- _WORK ITEM_: From the line with "Read all visible content and emit it as JSON." to the final line of the records, reproduce every line exactly and only those lines.

- _STUDY MATERIAL_:
————————
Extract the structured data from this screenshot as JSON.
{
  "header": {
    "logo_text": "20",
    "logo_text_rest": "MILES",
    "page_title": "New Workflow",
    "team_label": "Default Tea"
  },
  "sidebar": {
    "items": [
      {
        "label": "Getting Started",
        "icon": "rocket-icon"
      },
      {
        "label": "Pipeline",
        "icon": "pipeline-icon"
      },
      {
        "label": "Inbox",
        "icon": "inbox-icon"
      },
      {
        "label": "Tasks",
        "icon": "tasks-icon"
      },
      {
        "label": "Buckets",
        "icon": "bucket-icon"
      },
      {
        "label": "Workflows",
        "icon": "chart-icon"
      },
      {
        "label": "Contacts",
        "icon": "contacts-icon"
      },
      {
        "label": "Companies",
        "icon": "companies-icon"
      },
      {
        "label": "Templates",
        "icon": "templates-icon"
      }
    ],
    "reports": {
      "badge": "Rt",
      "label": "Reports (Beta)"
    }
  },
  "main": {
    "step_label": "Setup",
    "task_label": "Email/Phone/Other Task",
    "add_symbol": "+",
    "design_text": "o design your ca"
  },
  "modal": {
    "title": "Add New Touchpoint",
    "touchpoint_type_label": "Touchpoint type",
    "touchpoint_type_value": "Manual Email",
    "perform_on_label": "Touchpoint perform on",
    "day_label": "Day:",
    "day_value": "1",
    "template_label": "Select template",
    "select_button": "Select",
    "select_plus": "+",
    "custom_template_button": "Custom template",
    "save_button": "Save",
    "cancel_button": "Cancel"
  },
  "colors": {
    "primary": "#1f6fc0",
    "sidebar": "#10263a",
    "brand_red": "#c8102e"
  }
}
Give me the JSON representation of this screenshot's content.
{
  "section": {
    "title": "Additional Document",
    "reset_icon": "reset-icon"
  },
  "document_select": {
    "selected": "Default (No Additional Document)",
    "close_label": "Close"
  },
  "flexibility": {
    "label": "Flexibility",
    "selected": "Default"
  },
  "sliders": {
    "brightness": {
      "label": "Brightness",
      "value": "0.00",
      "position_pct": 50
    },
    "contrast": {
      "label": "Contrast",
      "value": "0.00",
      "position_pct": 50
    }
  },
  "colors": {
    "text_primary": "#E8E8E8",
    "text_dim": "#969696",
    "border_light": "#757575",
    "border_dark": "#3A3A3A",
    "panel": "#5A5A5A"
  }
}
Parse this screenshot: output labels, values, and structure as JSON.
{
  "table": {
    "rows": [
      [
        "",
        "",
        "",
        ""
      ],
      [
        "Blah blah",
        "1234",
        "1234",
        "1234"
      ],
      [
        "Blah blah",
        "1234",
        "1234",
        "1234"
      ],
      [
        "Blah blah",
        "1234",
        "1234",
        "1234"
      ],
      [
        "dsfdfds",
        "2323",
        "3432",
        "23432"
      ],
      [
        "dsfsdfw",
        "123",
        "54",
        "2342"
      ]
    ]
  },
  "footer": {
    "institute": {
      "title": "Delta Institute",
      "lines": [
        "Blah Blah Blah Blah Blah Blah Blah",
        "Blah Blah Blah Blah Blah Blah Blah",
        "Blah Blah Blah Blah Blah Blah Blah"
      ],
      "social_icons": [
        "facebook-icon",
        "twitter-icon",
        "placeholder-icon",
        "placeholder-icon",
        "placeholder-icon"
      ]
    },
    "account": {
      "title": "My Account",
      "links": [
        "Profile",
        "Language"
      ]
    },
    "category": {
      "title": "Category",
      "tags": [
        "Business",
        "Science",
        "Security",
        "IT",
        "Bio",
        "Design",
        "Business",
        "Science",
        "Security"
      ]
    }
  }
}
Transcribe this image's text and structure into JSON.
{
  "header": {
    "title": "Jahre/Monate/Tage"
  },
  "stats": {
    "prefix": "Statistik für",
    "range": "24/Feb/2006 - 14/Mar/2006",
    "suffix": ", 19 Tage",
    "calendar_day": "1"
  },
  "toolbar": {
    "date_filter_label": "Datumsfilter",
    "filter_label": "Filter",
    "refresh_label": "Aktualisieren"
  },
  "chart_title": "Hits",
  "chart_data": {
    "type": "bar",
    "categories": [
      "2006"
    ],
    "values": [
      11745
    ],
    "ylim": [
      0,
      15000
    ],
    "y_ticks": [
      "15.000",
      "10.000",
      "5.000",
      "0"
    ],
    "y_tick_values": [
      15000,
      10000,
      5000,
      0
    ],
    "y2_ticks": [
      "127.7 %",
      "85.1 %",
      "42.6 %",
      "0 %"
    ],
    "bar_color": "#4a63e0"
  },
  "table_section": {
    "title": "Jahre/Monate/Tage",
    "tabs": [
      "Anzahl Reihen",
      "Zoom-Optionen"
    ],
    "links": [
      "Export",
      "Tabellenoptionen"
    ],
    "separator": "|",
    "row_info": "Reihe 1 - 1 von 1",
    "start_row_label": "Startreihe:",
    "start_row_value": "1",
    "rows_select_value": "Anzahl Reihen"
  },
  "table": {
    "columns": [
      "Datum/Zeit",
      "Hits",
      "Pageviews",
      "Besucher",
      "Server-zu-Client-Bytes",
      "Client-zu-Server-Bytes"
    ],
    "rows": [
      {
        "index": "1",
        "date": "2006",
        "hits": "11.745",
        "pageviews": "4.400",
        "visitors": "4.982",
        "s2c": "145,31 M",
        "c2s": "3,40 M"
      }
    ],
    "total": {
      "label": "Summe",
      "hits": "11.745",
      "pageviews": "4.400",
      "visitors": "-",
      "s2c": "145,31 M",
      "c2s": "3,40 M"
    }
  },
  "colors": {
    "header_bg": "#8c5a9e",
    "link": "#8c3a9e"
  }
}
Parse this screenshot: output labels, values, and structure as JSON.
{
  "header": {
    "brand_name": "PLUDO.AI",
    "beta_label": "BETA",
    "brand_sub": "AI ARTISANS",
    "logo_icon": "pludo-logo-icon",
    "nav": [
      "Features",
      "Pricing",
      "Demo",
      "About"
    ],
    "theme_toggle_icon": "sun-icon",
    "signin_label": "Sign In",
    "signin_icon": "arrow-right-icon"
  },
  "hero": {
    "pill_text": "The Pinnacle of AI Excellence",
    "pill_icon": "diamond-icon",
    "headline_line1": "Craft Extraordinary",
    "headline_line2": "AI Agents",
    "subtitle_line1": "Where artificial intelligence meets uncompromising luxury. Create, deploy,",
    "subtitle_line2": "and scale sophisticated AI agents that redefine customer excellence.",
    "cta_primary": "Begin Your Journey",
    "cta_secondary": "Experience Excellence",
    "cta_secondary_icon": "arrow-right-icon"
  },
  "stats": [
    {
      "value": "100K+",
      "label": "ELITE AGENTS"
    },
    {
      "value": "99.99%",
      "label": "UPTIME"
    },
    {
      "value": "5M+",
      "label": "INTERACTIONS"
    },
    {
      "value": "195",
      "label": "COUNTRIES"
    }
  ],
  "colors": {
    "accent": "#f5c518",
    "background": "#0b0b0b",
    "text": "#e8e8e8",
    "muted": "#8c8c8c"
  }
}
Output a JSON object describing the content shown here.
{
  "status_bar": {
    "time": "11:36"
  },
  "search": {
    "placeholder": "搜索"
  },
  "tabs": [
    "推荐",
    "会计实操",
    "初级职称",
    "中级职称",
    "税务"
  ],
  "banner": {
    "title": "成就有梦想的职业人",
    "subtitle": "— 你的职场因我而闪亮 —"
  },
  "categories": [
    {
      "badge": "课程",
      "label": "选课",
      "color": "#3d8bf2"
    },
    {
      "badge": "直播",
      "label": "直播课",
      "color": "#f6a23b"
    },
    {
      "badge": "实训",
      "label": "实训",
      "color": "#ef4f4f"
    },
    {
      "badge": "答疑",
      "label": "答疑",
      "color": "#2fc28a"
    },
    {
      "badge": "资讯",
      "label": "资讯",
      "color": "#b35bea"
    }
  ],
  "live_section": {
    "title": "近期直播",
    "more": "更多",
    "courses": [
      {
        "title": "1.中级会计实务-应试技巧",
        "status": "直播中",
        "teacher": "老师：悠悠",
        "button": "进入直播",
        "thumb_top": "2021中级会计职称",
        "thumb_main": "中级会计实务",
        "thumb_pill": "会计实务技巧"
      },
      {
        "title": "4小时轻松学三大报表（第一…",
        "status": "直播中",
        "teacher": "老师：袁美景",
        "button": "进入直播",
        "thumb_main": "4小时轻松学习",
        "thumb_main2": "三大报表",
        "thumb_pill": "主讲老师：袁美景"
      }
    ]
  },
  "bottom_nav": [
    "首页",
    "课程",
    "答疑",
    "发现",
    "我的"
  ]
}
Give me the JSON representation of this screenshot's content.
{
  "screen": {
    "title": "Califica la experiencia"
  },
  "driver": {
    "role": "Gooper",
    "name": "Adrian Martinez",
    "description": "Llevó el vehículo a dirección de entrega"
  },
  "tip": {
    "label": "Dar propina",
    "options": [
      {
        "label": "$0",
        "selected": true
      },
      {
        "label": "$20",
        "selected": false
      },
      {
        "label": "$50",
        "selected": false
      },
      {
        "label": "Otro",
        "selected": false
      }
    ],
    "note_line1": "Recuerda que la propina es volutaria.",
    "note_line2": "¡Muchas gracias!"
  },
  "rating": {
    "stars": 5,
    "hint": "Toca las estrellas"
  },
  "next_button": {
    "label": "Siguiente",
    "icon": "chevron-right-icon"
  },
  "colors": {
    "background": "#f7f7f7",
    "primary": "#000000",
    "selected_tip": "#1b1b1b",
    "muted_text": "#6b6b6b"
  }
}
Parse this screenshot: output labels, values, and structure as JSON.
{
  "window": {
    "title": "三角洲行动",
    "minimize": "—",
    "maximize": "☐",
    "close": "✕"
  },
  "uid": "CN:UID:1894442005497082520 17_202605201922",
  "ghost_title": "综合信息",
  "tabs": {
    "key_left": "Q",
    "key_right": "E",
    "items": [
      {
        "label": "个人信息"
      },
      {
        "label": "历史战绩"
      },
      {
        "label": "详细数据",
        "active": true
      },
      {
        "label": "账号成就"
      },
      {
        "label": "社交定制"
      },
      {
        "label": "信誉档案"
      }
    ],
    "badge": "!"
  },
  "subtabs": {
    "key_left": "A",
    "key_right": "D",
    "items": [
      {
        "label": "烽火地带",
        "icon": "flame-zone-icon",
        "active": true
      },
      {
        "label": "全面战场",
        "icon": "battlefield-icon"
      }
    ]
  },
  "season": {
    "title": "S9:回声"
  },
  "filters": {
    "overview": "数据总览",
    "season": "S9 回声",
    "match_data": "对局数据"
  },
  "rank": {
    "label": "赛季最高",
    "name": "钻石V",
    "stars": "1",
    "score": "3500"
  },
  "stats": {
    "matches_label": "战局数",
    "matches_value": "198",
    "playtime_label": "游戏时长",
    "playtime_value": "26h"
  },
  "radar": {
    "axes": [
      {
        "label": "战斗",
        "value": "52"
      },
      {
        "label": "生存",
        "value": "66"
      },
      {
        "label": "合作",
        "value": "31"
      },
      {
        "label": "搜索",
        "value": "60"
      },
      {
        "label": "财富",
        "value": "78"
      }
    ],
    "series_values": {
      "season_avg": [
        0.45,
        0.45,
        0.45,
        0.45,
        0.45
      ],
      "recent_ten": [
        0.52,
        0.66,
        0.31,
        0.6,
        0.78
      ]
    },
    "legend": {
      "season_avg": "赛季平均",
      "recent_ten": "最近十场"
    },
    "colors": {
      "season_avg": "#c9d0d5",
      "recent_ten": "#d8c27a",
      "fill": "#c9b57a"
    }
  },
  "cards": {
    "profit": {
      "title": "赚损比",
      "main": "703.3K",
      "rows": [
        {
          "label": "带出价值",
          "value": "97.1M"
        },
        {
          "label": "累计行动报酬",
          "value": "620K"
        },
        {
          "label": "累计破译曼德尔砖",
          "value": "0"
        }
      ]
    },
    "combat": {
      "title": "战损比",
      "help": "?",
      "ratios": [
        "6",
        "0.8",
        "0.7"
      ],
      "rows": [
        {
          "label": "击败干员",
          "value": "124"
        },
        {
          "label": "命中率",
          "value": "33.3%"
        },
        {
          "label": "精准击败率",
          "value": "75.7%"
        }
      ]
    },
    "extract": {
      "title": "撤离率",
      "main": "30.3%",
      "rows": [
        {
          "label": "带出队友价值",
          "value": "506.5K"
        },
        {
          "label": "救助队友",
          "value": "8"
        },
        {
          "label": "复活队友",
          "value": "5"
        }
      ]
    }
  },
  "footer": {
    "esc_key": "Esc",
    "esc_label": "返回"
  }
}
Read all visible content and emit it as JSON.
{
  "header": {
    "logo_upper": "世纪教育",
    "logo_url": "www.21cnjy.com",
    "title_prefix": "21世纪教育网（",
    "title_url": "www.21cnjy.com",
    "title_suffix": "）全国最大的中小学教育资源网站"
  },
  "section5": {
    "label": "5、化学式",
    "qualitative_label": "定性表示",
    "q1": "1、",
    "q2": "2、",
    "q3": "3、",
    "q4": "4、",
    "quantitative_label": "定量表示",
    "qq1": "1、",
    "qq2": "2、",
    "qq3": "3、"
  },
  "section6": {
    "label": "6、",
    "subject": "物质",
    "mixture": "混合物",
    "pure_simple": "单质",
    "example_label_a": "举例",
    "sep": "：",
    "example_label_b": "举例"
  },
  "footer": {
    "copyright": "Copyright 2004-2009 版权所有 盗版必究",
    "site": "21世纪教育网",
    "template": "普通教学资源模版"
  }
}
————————
- _SOLUTION_:
Read all visible content and emit it as JSON.
{
  "header": {
    "logo_upper": "世纪教育",
    "logo_url": "www.21cnjy.com",
    "title_prefix": "21世纪教育网（",
    "title_url": "www.21cnjy.com",
    "title_suffix": "）全国最大的中小学教育资源网站"
  },
  "section5": {
    "label": "5、化学式",
    "qualitative_label": "定性表示",
    "q1": "1、",
    "q2": "2、",
    "q3": "3、",
    "q4": "4、",
    "quantitative_label": "定量表示",
    "qq1": "1、",
    "qq2": "2、",
    "qq3": "3、"
  },
  "section6": {
    "label": "6、",
    "subject": "物质",
    "mixture": "混合物",
    "pure_simple": "单质",
    "example_label_a": "举例",
    "sep": "：",
    "example_label_b": "举例"
  },
  "footer": {
    "copyright": "Copyright 2004-2009 版权所有 盗版必究",
    "site": "21世纪教育网",
    "template": "普通教学资源模版"
  }
}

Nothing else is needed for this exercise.